At long last 6pm arrived; we boarded another plane for a 45-minute flight to Bahrain. Once there, I and about 20 others were put up in a hotel, with dinner and breakfast provided. Almost 24 hours later, I arrived in Delhi to the expectant and smiling faces of Naomi, Tony, and Mia.

I don’t think I’ll ever speak or hear the words, “Have a safe trip”, in the same way again.

Sign at the airport

This experience was certainly a sobering reminder that life is fragile.

In any given moment, my life can fade away.



Delhibound said...

It is indeed sobering. I may never ignore the fight attendants video and safety instructions again!

We're glad you arrived safe and alive!

Anonymous said...

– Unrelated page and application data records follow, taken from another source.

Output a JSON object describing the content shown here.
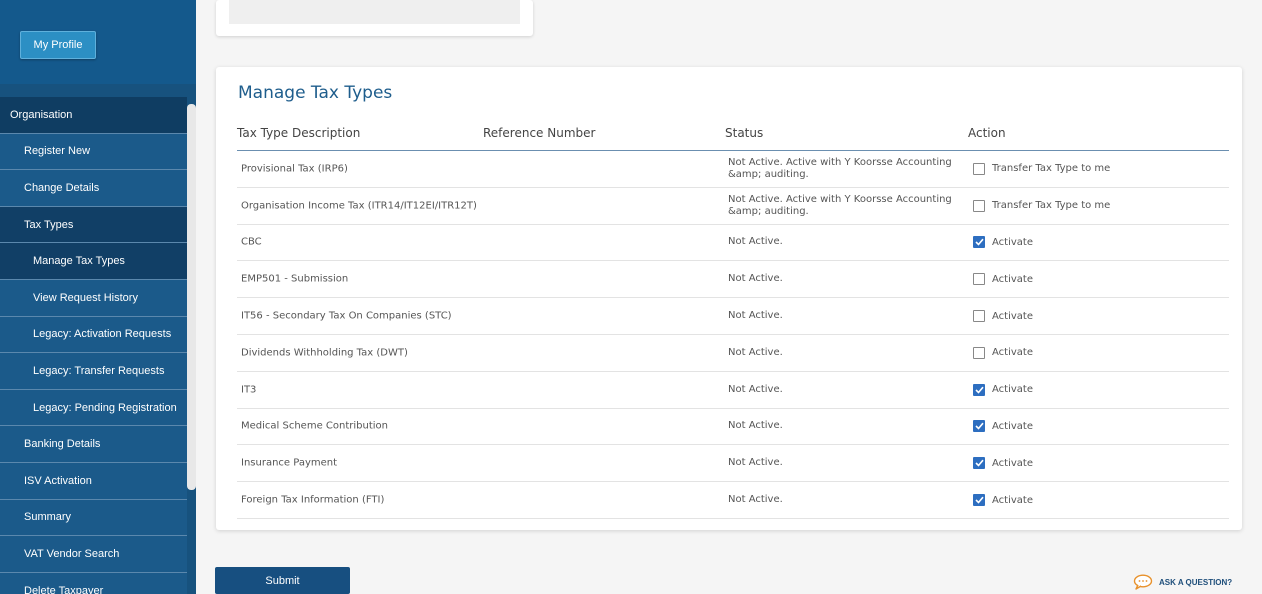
{
  "sidebar": {
    "profile_button": "My Profile",
    "items": [
      {
        "label": "Organisation"
      },
      {
        "label": "Register New"
      },
      {
        "label": "Change Details"
      },
      {
        "label": "Tax Types"
      },
      {
        "label": "Manage Tax Types"
      },
      {
        "label": "View Request History"
      },
      {
        "label": "Legacy: Activation Requests"
      },
      {
        "label": "Legacy: Transfer Requests"
      },
      {
        "label": "Legacy: Pending Registration"
      },
      {
        "label": "Banking Details"
      },
      {
        "label": "ISV Activation"
      },
      {
        "label": "Summary"
      },
      {
        "label": "VAT Vendor Search"
      },
      {
        "label": "Delete Taxpayer"
      }
    ]
  },
  "panel": {
    "title": "Manage Tax Types",
    "columns": {
      "description": "Tax Type Description",
      "reference": "Reference Number",
      "status": "Status",
      "action": "Action"
    },
    "rows": [
      {
        "desc": "Provisional Tax (IRP6)",
        "status": "Not Active. Active with Y Koorsse Accounting &amp; auditing.",
        "action": "Transfer Tax Type to me",
        "checked": false
      },
      {
        "desc": "Organisation Income Tax (ITR14/IT12EI/ITR12T)",
        "status": "Not Active. Active with Y Koorsse Accounting &amp; auditing.",
        "action": "Transfer Tax Type to me",
        "checked": false
      },
      {
        "desc": "CBC",
        "status": "Not Active.",
        "action": "Activate",
        "checked": true
      },
      {
        "desc": "EMP501 - Submission",
        "status": "Not Active.",
        "action": "Activate",
        "checked": false
      },
      {
        "desc": "IT56 - Secondary Tax On Companies (STC)",
        "status": "Not Active.",
        "action": "Activate",
        "checked": false
      },
      {
        "desc": "Dividends Withholding Tax (DWT)",
        "status": "Not Active.",
        "action": "Activate",
        "checked": false
      },
      {
        "desc": "IT3",
        "status": "Not Active.",
        "action": "Activate",
        "checked": true
      },
      {
        "desc": "Medical Scheme Contribution",
        "status": "Not Active.",
        "action": "Activate",
        "checked": true
      },
      {
        "desc": "Insurance Payment",
        "status": "Not Active.",
        "action": "Activate",
        "checked": true
      },
      {
        "desc": "Foreign Tax Information (FTI)",
        "status": "Not Active.",
        "action": "Activate",
        "checked": true
      }
    ]
  },
  "footer": {
    "submit_label": "Submit",
    "ask_label": "ASK A QUESTION?"
  },
  "colors": {
    "sidebar": "#17527e",
    "accent": "#1e5d8c",
    "checkbox_checked": "#2d6ec0"
  }
}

Deb, What a harrowing experience!!
To think all the passengers must have thought they were going to die! Even a Christian in good standing with the Lord, would be terrified, if the plane is crash landing! Hope this won't cause you anxiety in your future flights.
Glad God spared your life. Peggy

deb said...

Peggy, I had to get on two more flights almost immediately after this happened. One to Bahrain later that same day and then one to Delhi the next morning. I wasn't anxious, but I can certainly see how a person could be.

Pemupukan Kacang Tanah said...

true, we should take good care and take better care of ourself again, and again